→ DATA FOR PROCESSING:
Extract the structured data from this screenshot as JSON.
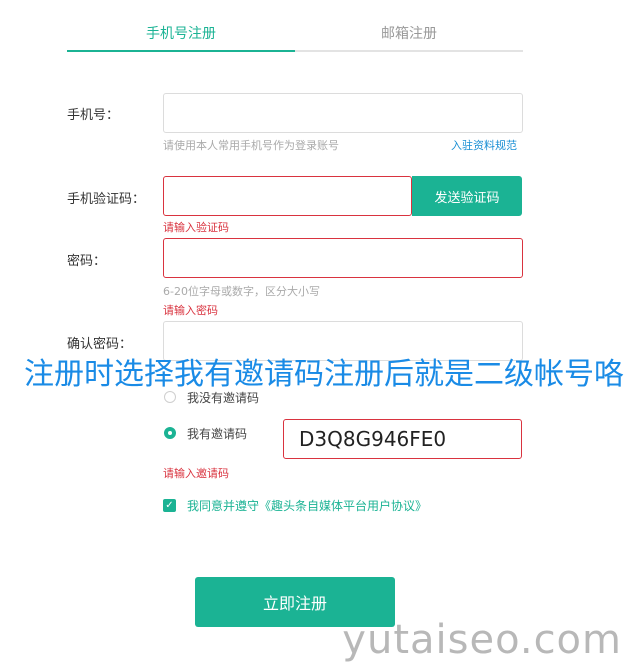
{
  "tabs": [
    {
      "label": "手机号注册"
    },
    {
      "label": "邮箱注册"
    }
  ],
  "phone": {
    "label": "手机号：",
    "value": "",
    "hint": "请使用本人常用手机号作为登录账号",
    "rules_link": "入驻资料规范"
  },
  "code": {
    "label": "手机验证码：",
    "value": "",
    "send_button": "发送验证码",
    "error": "请输入验证码"
  },
  "password": {
    "label": "密码：",
    "value": "",
    "hint": "6-20位字母或数字，区分大小写",
    "error": "请输入密码"
  },
  "confirm": {
    "label": "确认密码：",
    "value": ""
  },
  "invite": {
    "option_none": "我没有邀请码",
    "option_have": "我有邀请码",
    "value": "D3Q8G946FE0",
    "error": "请输入邀请码"
  },
  "agreement": {
    "text": "我同意并遵守《趣头条自媒体平台用户协议》"
  },
  "submit": {
    "label": "立即注册"
  },
  "overlay_text": "注册时选择我有邀请码注册后就是二级帐号咯",
  "watermark": "yutaiseo.com",
  "colors": {
    "accent": "#1bb394",
    "error": "#d9333f",
    "link": "#1a8fd4",
    "overlay": "#1a8be6"
  }
}
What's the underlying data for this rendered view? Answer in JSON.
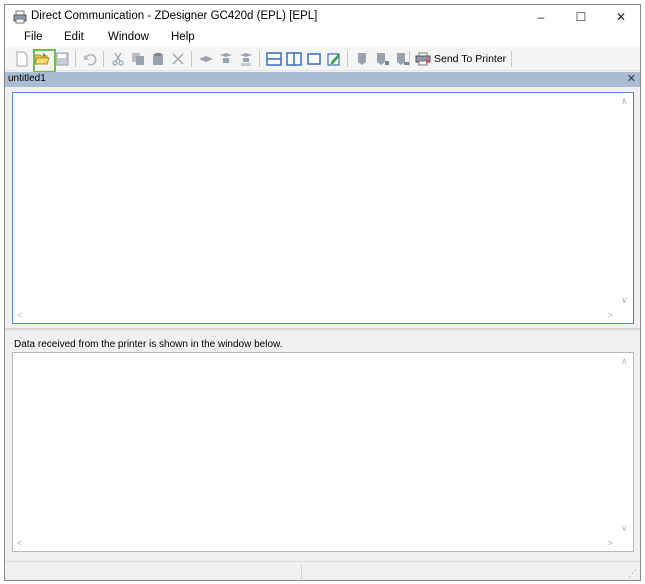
{
  "window": {
    "title": "Direct Communication - ZDesigner GC420d (EPL) [EPL]",
    "controls": {
      "minimize": "–",
      "maximize": "☐",
      "close": "✕"
    }
  },
  "menu": {
    "items": [
      "File",
      "Edit",
      "Window",
      "Help"
    ]
  },
  "toolbar": {
    "send_label": "Send To Printer",
    "icons": [
      "new-file-icon",
      "open-file-icon",
      "save-icon",
      "undo-icon",
      "cut-icon",
      "copy-icon",
      "paste-icon",
      "delete-icon",
      "send-file-icon",
      "send-string-icon",
      "send-command-icon",
      "split-horizontal-icon",
      "split-vertical-icon",
      "single-view-icon",
      "properties-icon",
      "printer-config-icon",
      "printer-status-icon",
      "printer-info-icon",
      "send-to-printer-icon"
    ]
  },
  "document": {
    "tab_title": "untitled1",
    "close": "✕",
    "content": ""
  },
  "received": {
    "label": "Data received from the printer is shown in the window below.",
    "content": ""
  },
  "colors": {
    "highlight": "#6cc04a",
    "tab_bg": "#a9bdd3",
    "editor_border": "#4a8ad6"
  }
}
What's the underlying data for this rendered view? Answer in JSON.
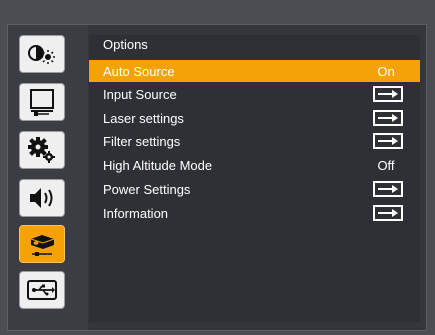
{
  "menu": {
    "title": "Options",
    "items": [
      {
        "label": "Auto Source",
        "value": "On",
        "type": "value",
        "selected": true
      },
      {
        "label": "Input Source",
        "value": "",
        "type": "submenu",
        "selected": false
      },
      {
        "label": "Laser settings",
        "value": "",
        "type": "submenu",
        "selected": false
      },
      {
        "label": "Filter settings",
        "value": "",
        "type": "submenu",
        "selected": false
      },
      {
        "label": "High Altitude Mode",
        "value": "Off",
        "type": "value",
        "selected": false
      },
      {
        "label": "Power Settings",
        "value": "",
        "type": "submenu",
        "selected": false
      },
      {
        "label": "Information",
        "value": "",
        "type": "submenu",
        "selected": false
      }
    ]
  },
  "sidebar": {
    "tabs": [
      {
        "icon": "brightness-contrast-icon",
        "active": false
      },
      {
        "icon": "screen-display-icon",
        "active": false
      },
      {
        "icon": "gears-settings-icon",
        "active": false
      },
      {
        "icon": "speaker-volume-icon",
        "active": false
      },
      {
        "icon": "projector-options-icon",
        "active": true
      },
      {
        "icon": "usb-icon",
        "active": false
      }
    ]
  },
  "colors": {
    "accent": "#f5a209",
    "background": "#2e3035",
    "text": "#ffffff"
  }
}
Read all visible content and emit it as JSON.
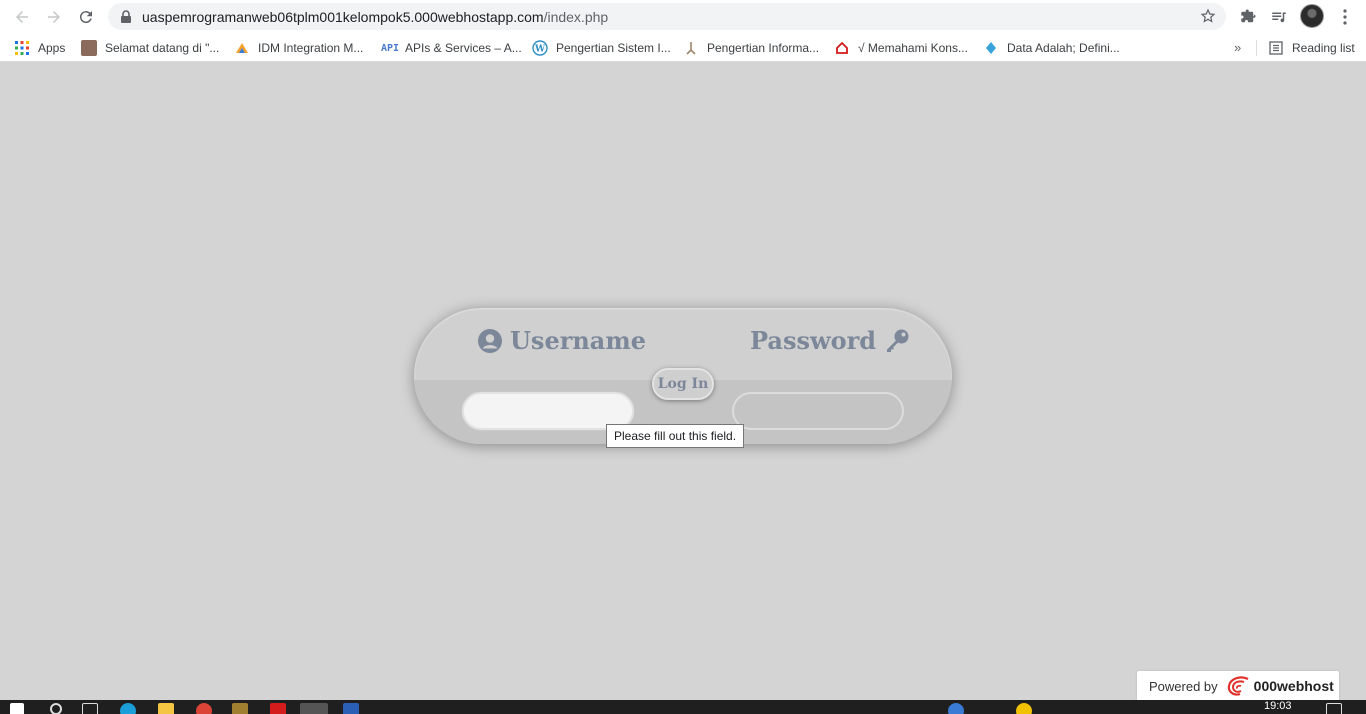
{
  "browser": {
    "url_host": "uaspemrogramanweb06tplm001kelompok5.000webhostapp.com",
    "url_path": "/index.php",
    "bookmarks": [
      {
        "label": "Apps",
        "icon": "apps-grid-icon"
      },
      {
        "label": "Selamat datang di \"...",
        "icon": "site-favicon"
      },
      {
        "label": "IDM Integration M...",
        "icon": "idm-icon"
      },
      {
        "label": "APIs & Services – A...",
        "icon": "api-icon"
      },
      {
        "label": "Pengertian Sistem I...",
        "icon": "wordpress-icon"
      },
      {
        "label": "Pengertian Informa...",
        "icon": "site-favicon"
      },
      {
        "label": "√ Memahami Kons...",
        "icon": "home-icon"
      },
      {
        "label": "Data Adalah; Defini...",
        "icon": "site-favicon"
      }
    ],
    "more_bookmarks": "»",
    "reading_list": "Reading list"
  },
  "login": {
    "username_label": "Username",
    "password_label": "Password",
    "login_button": "Log In",
    "username_value": "",
    "password_value": ""
  },
  "validation_tooltip": "Please fill out this field.",
  "footer": {
    "powered_by": "Powered by",
    "brand": "000webhost"
  },
  "taskbar": {
    "time": "19:03"
  },
  "colors": {
    "page_bg": "#d4d4d4",
    "label_color": "#7c8799",
    "brand_red": "#e0322b"
  }
}
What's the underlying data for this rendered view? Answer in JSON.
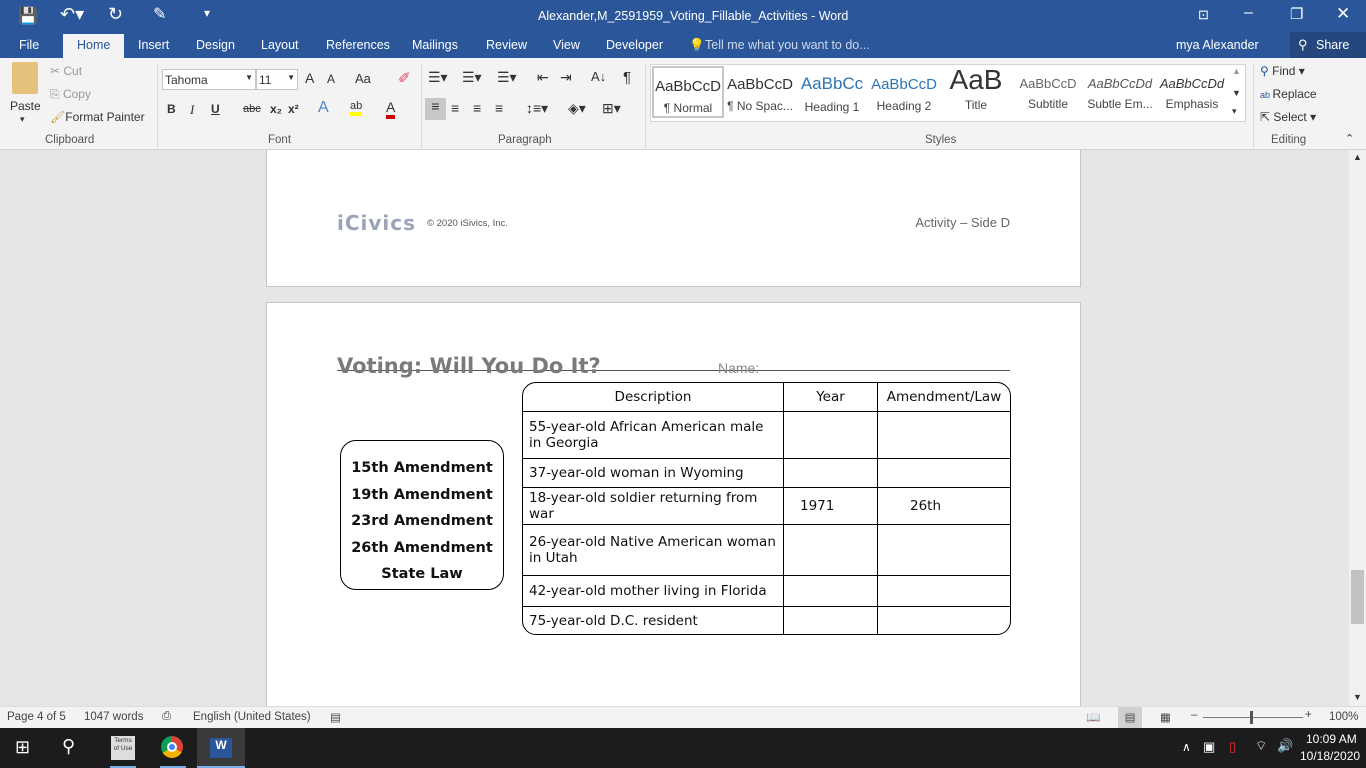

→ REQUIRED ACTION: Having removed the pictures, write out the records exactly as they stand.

→ TASK OUTPUT:
Extract the structured data from this screenshot as JSON.
{
  "tabs": [
    {
      "label": "手机号注册"
    },
    {
      "label": "邮箱注册"
    }
  ],
  "phone": {
    "label": "手机号：",
    "value": "",
    "hint": "请使用本人常用手机号作为登录账号",
    "rules_link": "入驻资料规范"
  },
  "code": {
    "label": "手机验证码：",
    "value": "",
    "send_button": "发送验证码",
    "error": "请输入验证码"
  },
  "password": {
    "label": "密码：",
    "value": "",
    "hint": "6-20位字母或数字，区分大小写",
    "error": "请输入密码"
  },
  "confirm": {
    "label": "确认密码：",
    "value": ""
  },
  "invite": {
    "option_none": "我没有邀请码",
    "option_have": "我有邀请码",
    "value": "D3Q8G946FE0",
    "error": "请输入邀请码"
  },
  "agreement": {
    "text": "我同意并遵守《趣头条自媒体平台用户协议》"
  },
  "submit": {
    "label": "立即注册"
  },
  "overlay_text": "注册时选择我有邀请码注册后就是二级帐号咯",
  "watermark": "yutaiseo.com",
  "colors": {
    "accent": "#1bb394",
    "error": "#d9333f",
    "link": "#1a8fd4",
    "overlay": "#1a8be6"
  }
}
What's the underlying data for this rendered view? Answer in JSON.
{
  "window": {
    "title": "Direct Communication - ZDesigner GC420d (EPL) [EPL]",
    "controls": {
      "minimize": "–",
      "maximize": "☐",
      "close": "✕"
    }
  },
  "menu": {
    "items": [
      "File",
      "Edit",
      "Window",
      "Help"
    ]
  },
  "toolbar": {
    "send_label": "Send To Printer",
    "icons": [
      "new-file-icon",
      "open-file-icon",
      "save-icon",
      "undo-icon",
      "cut-icon",
      "copy-icon",
      "paste-icon",
      "delete-icon",
      "send-file-icon",
      "send-string-icon",
      "send-command-icon",
      "split-horizontal-icon",
      "split-vertical-icon",
      "single-view-icon",
      "properties-icon",
      "printer-config-icon",
      "printer-status-icon",
      "printer-info-icon",
      "send-to-printer-icon"
    ]
  },
  "document": {
    "tab_title": "untitled1",
    "close": "✕",
    "content": ""
  },
  "received": {
    "label": "Data received from the printer is shown in the window below.",
    "content": ""
  },
  "colors": {
    "highlight": "#6cc04a",
    "tab_bg": "#a9bdd3",
    "editor_border": "#4a8ad6"
  }
}
What's the underlying data for this rendered view? Answer in JSON.
{
  "menu": {
    "title": "Options",
    "items": [
      {
        "label": "Auto Source",
        "value": "On",
        "type": "value",
        "selected": true
      },
      {
        "label": "Input Source",
        "value": "",
        "type": "submenu",
        "selected": false
      },
      {
        "label": "Laser settings",
        "value": "",
        "type": "submenu",
        "selected": false
      },
      {
        "label": "Filter settings",
        "value": "",
        "type": "submenu",
        "selected": false
      },
      {
        "label": "High Altitude Mode",
        "value": "Off",
        "type": "value",
        "selected": false
      },
      {
        "label": "Power Settings",
        "value": "",
        "type": "submenu",
        "selected": false
      },
      {
        "label": "Information",
        "value": "",
        "type": "submenu",
        "selected": false
      }
    ]
  },
  "sidebar": {
    "tabs": [
      {
        "icon": "brightness-contrast-icon",
        "active": false
      },
      {
        "icon": "screen-display-icon",
        "active": false
      },
      {
        "icon": "gears-settings-icon",
        "active": false
      },
      {
        "icon": "speaker-volume-icon",
        "active": false
      },
      {
        "icon": "projector-options-icon",
        "active": true
      },
      {
        "icon": "usb-icon",
        "active": false
      }
    ]
  },
  "colors": {
    "accent": "#f5a209",
    "background": "#2e3035",
    "text": "#ffffff"
  }
}
Read all visible content and emit it as JSON.
{
  "browser": {
    "url_host": "uaspemrogramanweb06tplm001kelompok5.000webhostapp.com",
    "url_path": "/index.php",
    "bookmarks": [
      {
        "label": "Apps",
        "icon": "apps-grid-icon"
      },
      {
        "label": "Selamat datang di \"...",
        "icon": "site-favicon"
      },
      {
        "label": "IDM Integration M...",
        "icon": "idm-icon"
      },
      {
        "label": "APIs & Services – A...",
        "icon": "api-icon"
      },
      {
        "label": "Pengertian Sistem I...",
        "icon": "wordpress-icon"
      },
      {
        "label": "Pengertian Informa...",
        "icon": "site-favicon"
      },
      {
        "label": "√ Memahami Kons...",
        "icon": "home-icon"
      },
      {
        "label": "Data Adalah; Defini...",
        "icon": "site-favicon"
      }
    ],
    "more_bookmarks": "»",
    "reading_list": "Reading list"
  },
  "login": {
    "username_label": "Username",
    "password_label": "Password",
    "login_button": "Log In",
    "username_value": "",
    "password_value": ""
  },
  "validation_tooltip": "Please fill out this field.",
  "footer": {
    "powered_by": "Powered by",
    "brand": "000webhost"
  },
  "taskbar": {
    "time": "19:03"
  },
  "colors": {
    "page_bg": "#d4d4d4",
    "label_color": "#7c8799",
    "brand_red": "#e0322b"
  }
}
What's the underlying data for this rendered view? Answer in JSON.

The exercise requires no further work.